As we know, the autonomy of BEVs (battery electric vehicles) depends enormously on weather conditions. In addition to the wind or the rain which play a little on the kilometers covered on a single charge, there is above all the outside temperature. This is why Consumer Reports has launched a long-term test with 4 EVs widespread in the USA. The multi-season test was carried out by the same drivers for each car, each time on the same day for all four models, and driven in the same way (as much as possible) on the same 172-mile loop.
This should make it possible to eliminate certain hazards, even if this test does not have a reference value like an EPA or WLTP test that can be repeated at will. The vehicles tested are:
- Ford Mustang Mach-E extended range,
- Hyundai Ioniq 5,
- Tesla Model Y Long Range,
- Volkswagen ID.4 Pro S
And the observation that will surprise, make some teeth cringe, or make people react is: “We found temperatures can have impact, but Tesla stands out for coming up short of claimed range no matter the weather”. In other words, “We found that temperatures can have an effect, but Tesla stands out by being shorter than claimed range regardless of weather.”
Surprising results for Tesla
Tests show that cold temperatures reduce battery life by 25%. It’s worse if you have to make “short” trips in cold weather and it can go up to 50% loss of autonomy.
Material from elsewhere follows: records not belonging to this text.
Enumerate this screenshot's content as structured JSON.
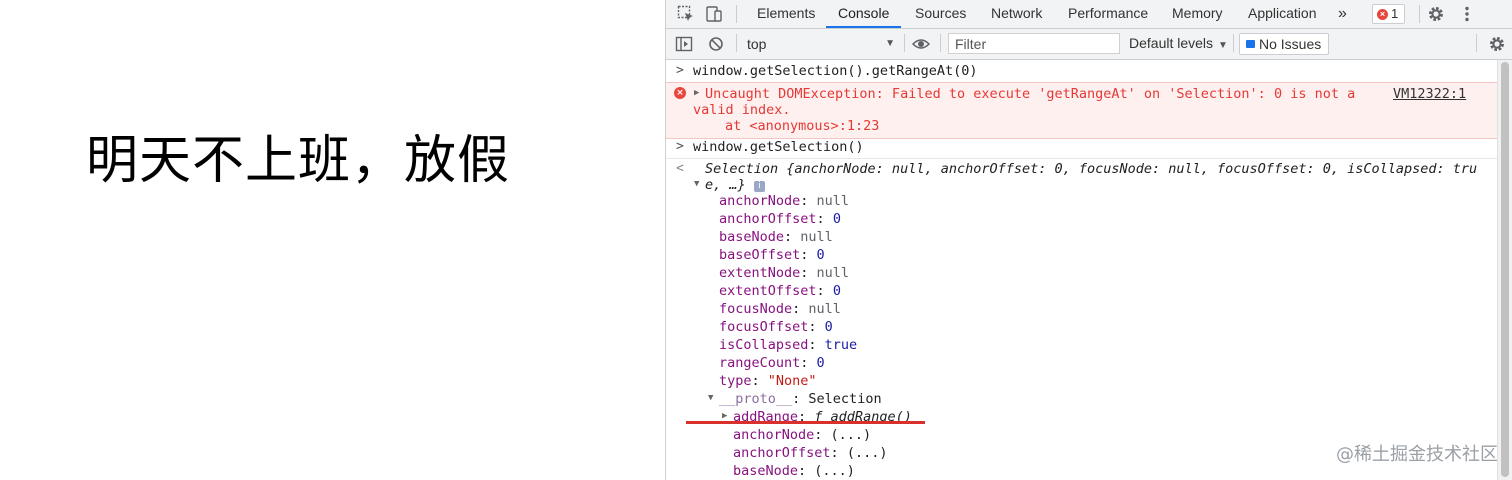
{
  "page": {
    "text": "明天不上班，放假"
  },
  "devtools": {
    "tabs": [
      "Elements",
      "Console",
      "Sources",
      "Network",
      "Performance",
      "Memory",
      "Application"
    ],
    "more_tabs": "»",
    "error_count": "1",
    "toolbar": {
      "context": "top",
      "filter_placeholder": "Filter",
      "levels": "Default levels",
      "issues": "No Issues"
    }
  },
  "console": {
    "cmd1": "window.getSelection().getRangeAt(0)",
    "error": {
      "line1": "Uncaught DOMException: Failed to execute 'getRangeAt' on 'Selection': 0 is not a",
      "line2": "valid index.",
      "line3": "at <anonymous>:1:23",
      "source": "VM12322:1"
    },
    "cmd2": "window.getSelection()",
    "result_line1": "Selection {anchorNode: null, anchorOffset: 0, focusNode: null, focusOffset: 0, isCollapsed: tru",
    "result_line2": "e, …}",
    "props": [
      {
        "key": "anchorNode",
        "value": "null",
        "type": "null"
      },
      {
        "key": "anchorOffset",
        "value": "0",
        "type": "num"
      },
      {
        "key": "baseNode",
        "value": "null",
        "type": "null"
      },
      {
        "key": "baseOffset",
        "value": "0",
        "type": "num"
      },
      {
        "key": "extentNode",
        "value": "null",
        "type": "null"
      },
      {
        "key": "extentOffset",
        "value": "0",
        "type": "num"
      },
      {
        "key": "focusNode",
        "value": "null",
        "type": "null"
      },
      {
        "key": "focusOffset",
        "value": "0",
        "type": "num"
      },
      {
        "key": "isCollapsed",
        "value": "true",
        "type": "bool"
      },
      {
        "key": "rangeCount",
        "value": "0",
        "type": "num"
      },
      {
        "key": "type",
        "value": "\"None\"",
        "type": "str"
      }
    ],
    "proto_key": "__proto__",
    "proto_value": "Selection",
    "proto_items": [
      {
        "key": "addRange",
        "value": "ƒ addRange()"
      },
      {
        "key": "anchorNode",
        "value": "(...)"
      },
      {
        "key": "anchorOffset",
        "value": "(...)"
      },
      {
        "key": "baseNode",
        "value": "(...)"
      }
    ]
  },
  "watermark": "@稀土掘金技术社区",
  "colors": {
    "error_red": "#e53935",
    "active_tab": "#1a73e8",
    "annotation_red": "#d9302b"
  }
}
There is the heating of the cabin which plays, but the batteries also suffer from the cold, even while driving with a big down jacket.
The maximum autonomy was found at 80°F or 26/27°C. Summer temperatures that are not encountered all year round in our latitudes, far from it. But, the big surprise is above all the difference between the approved autonomy (EPA here) and the real one. Of the four vehicles, three manage to achieve approved autonomy. The only one that fails is the Tesla Model Y! Rated for 326 miles (525 km), the Model Y long range reaches 274 miles (441 km) in warm temperatures.
Where Consumer Reports wonders a little more is by looking at the weight of vehicles. The lighter Model Y does not give, in their tests, the best final consumption. Obviously, and the publication points this out itself, these tests are only tests and are absolutely not certification measures. Nevertheless, it is interesting to see such discrepancies between theory and reality, depending on time and vehicles.
Perhaps EVs should have more extensive testing protocols than the “simple” EPA and WLTP. Already, introducing a variation in ambient temperature during the test would give an indication of the drop in autonomy in winter. To read the full paper from Consumer Reports, it’s here.